Transcript of Emily Dickinson Introduction
1152.05 Analyze the major influences on American literature: Transcendentalism; Romanticism; Realism.
1152.07 Refine understanding of literary terminology and apply appropriate terminology in analyzing and interpreting literature:style; slant rhyme; conceit; allegory;
1152.08 Apply knowledge of literary techniques to analyze literature and to evaluate how an author's style (e.g., diction, syntax) and use of literary devices work together to achieve the author's purpose for writing.
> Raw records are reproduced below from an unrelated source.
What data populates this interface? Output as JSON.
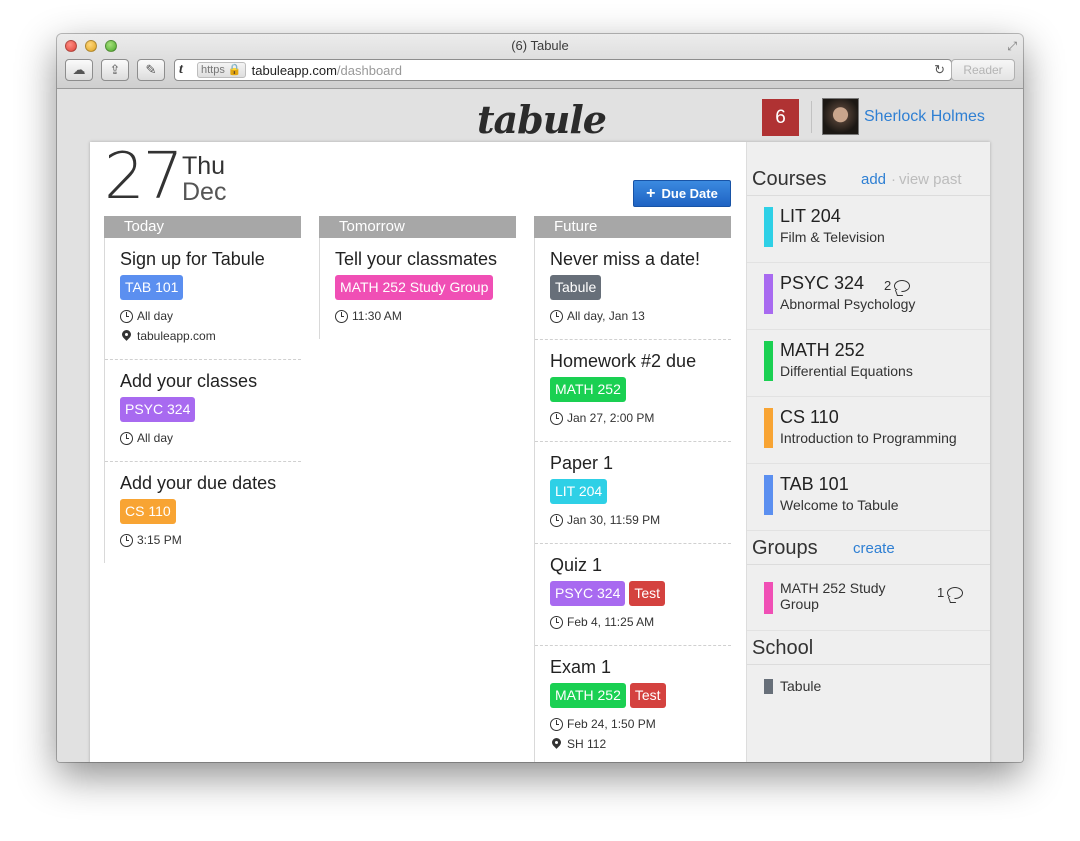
{
  "window": {
    "title": "(6) Tabule"
  },
  "toolbar": {
    "favicon": "t",
    "https_label": "https",
    "domain": "tabuleapp.com",
    "path": "/dashboard",
    "reader_label": "Reader"
  },
  "header": {
    "logo": "tabule",
    "notification_count": "6",
    "user_name": "Sherlock Holmes"
  },
  "date": {
    "day": "27",
    "weekday": "Thu",
    "month": "Dec"
  },
  "due_button": {
    "label": "Due Date"
  },
  "colors": {
    "blue": "#5b8ff0",
    "purple": "#a86af0",
    "orange": "#f8a433",
    "pink": "#f04fb5",
    "green": "#1ad052",
    "cyan": "#2ed0e6",
    "gray": "#676f79",
    "red": "#d4423f"
  },
  "columns": [
    {
      "title": "Today",
      "items": [
        {
          "title": "Sign up for Tabule",
          "tags": [
            {
              "label": "TAB 101",
              "color": "#5b8ff0"
            }
          ],
          "time": "All day",
          "location": "tabuleapp.com"
        },
        {
          "title": "Add your classes",
          "tags": [
            {
              "label": "PSYC 324",
              "color": "#a86af0"
            }
          ],
          "time": "All day"
        },
        {
          "title": "Add your due dates",
          "tags": [
            {
              "label": "CS 110",
              "color": "#f8a433"
            }
          ],
          "time": "3:15 PM"
        }
      ]
    },
    {
      "title": "Tomorrow",
      "items": [
        {
          "title": "Tell your classmates",
          "tags": [
            {
              "label": "MATH 252 Study Group",
              "color": "#f04fb5"
            }
          ],
          "time": "11:30 AM"
        }
      ]
    },
    {
      "title": "Future",
      "items": [
        {
          "title": "Never miss a date!",
          "tags": [
            {
              "label": "Tabule",
              "color": "#676f79"
            }
          ],
          "time": "All day, Jan 13"
        },
        {
          "title": "Homework #2 due",
          "tags": [
            {
              "label": "MATH 252",
              "color": "#1ad052"
            }
          ],
          "time": "Jan 27, 2:00 PM"
        },
        {
          "title": "Paper 1",
          "tags": [
            {
              "label": "LIT 204",
              "color": "#2ed0e6"
            }
          ],
          "time": "Jan 30, 11:59 PM"
        },
        {
          "title": "Quiz 1",
          "tags": [
            {
              "label": "PSYC 324",
              "color": "#a86af0"
            },
            {
              "label": "Test",
              "color": "#d4423f"
            }
          ],
          "time": "Feb 4, 11:25 AM"
        },
        {
          "title": "Exam 1",
          "tags": [
            {
              "label": "MATH 252",
              "color": "#1ad052"
            },
            {
              "label": "Test",
              "color": "#d4423f"
            }
          ],
          "time": "Feb 24, 1:50 PM",
          "location": "SH 112"
        }
      ]
    }
  ],
  "sidebar": {
    "courses": {
      "title": "Courses",
      "add_label": "add",
      "separator": "·",
      "view_past_label": "view past",
      "items": [
        {
          "code": "LIT 204",
          "name": "Film & Television",
          "color": "#2ed0e6"
        },
        {
          "code": "PSYC 324",
          "name": "Abnormal Psychology",
          "color": "#a86af0",
          "comments": "2"
        },
        {
          "code": "MATH 252",
          "name": "Differential Equations",
          "color": "#1ad052"
        },
        {
          "code": "CS 110",
          "name": "Introduction to Programming",
          "color": "#f8a433"
        },
        {
          "code": "TAB 101",
          "name": "Welcome to Tabule",
          "color": "#5b8ff0"
        }
      ]
    },
    "groups": {
      "title": "Groups",
      "create_label": "create",
      "items": [
        {
          "name": "MATH 252 Study Group",
          "color": "#f04fb5",
          "comments": "1"
        }
      ]
    },
    "school": {
      "title": "School",
      "items": [
        {
          "name": "Tabule",
          "color": "#676f79"
        }
      ]
    }
  }
}
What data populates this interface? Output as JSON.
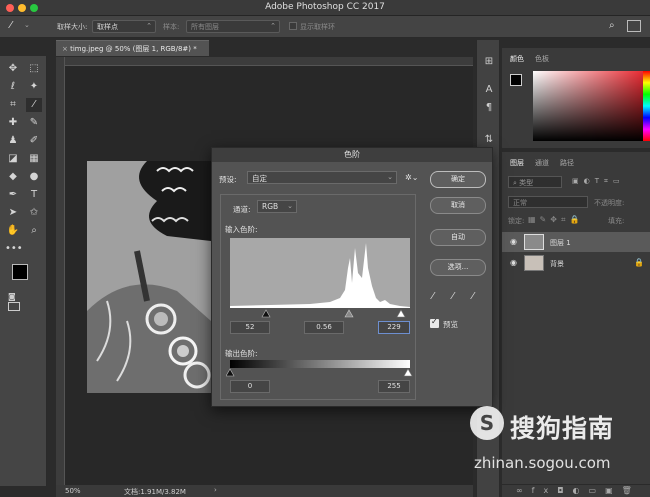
{
  "app": {
    "title": "Adobe Photoshop CC 2017"
  },
  "options_bar": {
    "sample_size_label": "取样大小:",
    "sample_size_value": "取样点",
    "sample_label": "样本:",
    "sample_value": "所有图层",
    "show_ring_label": "显示取样环"
  },
  "document": {
    "tab_label": "timg.jpeg @ 50% (图层 1, RGB/8#) *",
    "zoom": "50%",
    "doc_info": "文档:1.91M/3.82M"
  },
  "color_panel": {
    "tabs": [
      "颜色",
      "色板"
    ]
  },
  "layers_panel": {
    "tabs": [
      "图层",
      "通道",
      "路径"
    ],
    "filter_label": "类型",
    "blend_mode": "正常",
    "opacity_label": "不透明度:",
    "lock_label": "锁定:",
    "fill_label": "填充:",
    "layers": [
      {
        "name": "图层 1",
        "selected": true
      },
      {
        "name": "背景",
        "selected": false
      }
    ]
  },
  "levels_dialog": {
    "title": "色阶",
    "preset_label": "预设:",
    "preset_value": "自定",
    "channel_label": "通道:",
    "channel_value": "RGB",
    "input_levels_label": "输入色阶:",
    "input_black": "52",
    "input_gamma": "0.56",
    "input_white": "229",
    "output_levels_label": "输出色阶:",
    "output_black": "0",
    "output_white": "255",
    "buttons": {
      "ok": "确定",
      "cancel": "取消",
      "auto": "自动",
      "options": "选项..."
    },
    "preview_label": "预览",
    "preview_checked": true
  },
  "watermark": {
    "logo_char": "S",
    "brand": "搜狗指南",
    "url": "zhinan.sogou.com"
  }
}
1152.30 Recognize the connotation of words. Introvert "I had no portrait, now, but am small, like the wren; and my hair is bold, like the chestnut bur; and my eyes, like the sherry in the glass, that the guest leaves." •"Where thou art, that is home." The Majority of Dickinson's poems were written between 1861 and 1865 " "You ask of my companions. Hills, sir, and the sundown, and a dog large as myself, that my father bought me. They are better than beings because they know, but do not tell; and the noise in the pool excels my piano." The self-imposed restrictions of Dickinson’s life were more than matched by her ability to perceive the universal in the particular and the particular in the universal. These perceptions helped her create metaphors that embraced experiences far beyond the limited compass of Amherst village life. So what did Dickinson think about POETRY? "If I read a book and it makes my whole body so cold no fire can warm me, I know that is poetry." "If I feel physically as if the top of my head were taken off, I know that is poetry. These are the only ways I know it. Is there any other way?" "You speak of Mr. Whitman. I never read his book, but was told it was disgraceful..." Transcendentalism Realism Focus on nature and non-conformity Focus on death, grief, and stark details. or A Deed knocks first at Thought
And then — it knocks at Will —
That is the manufacturing spot
And Will at Home and well
It then goes out an Act
Or is entombed so still
That only to the ear of God
Its Doom is audible —
Liberal Capitalization use Unorthodox punctuation, using mainly dashes Often utilizes slant rhyme Typically iambic Personifies and explores abstract concepts "Hope" is the thing with feathers —
That perches in the soul —
And sings the tune without the words —
And never stops — at all —
And sweetest — in the Gale — is heard —
And sore must be the storm —
That could abash the little Bird
That kept so many warm —
I've heard it in the chillest land —
And on the strangest Sea —
Yet, never, in Extremity,
It asked a crumb — of Me.
= Hope Metaphors are common within her poetry. What does this mean?
Many find her poetry personal because it is open and interpretable. During her lifetime, Emily Dickinson wrote 1,775 poems. We get to explore 8 of them.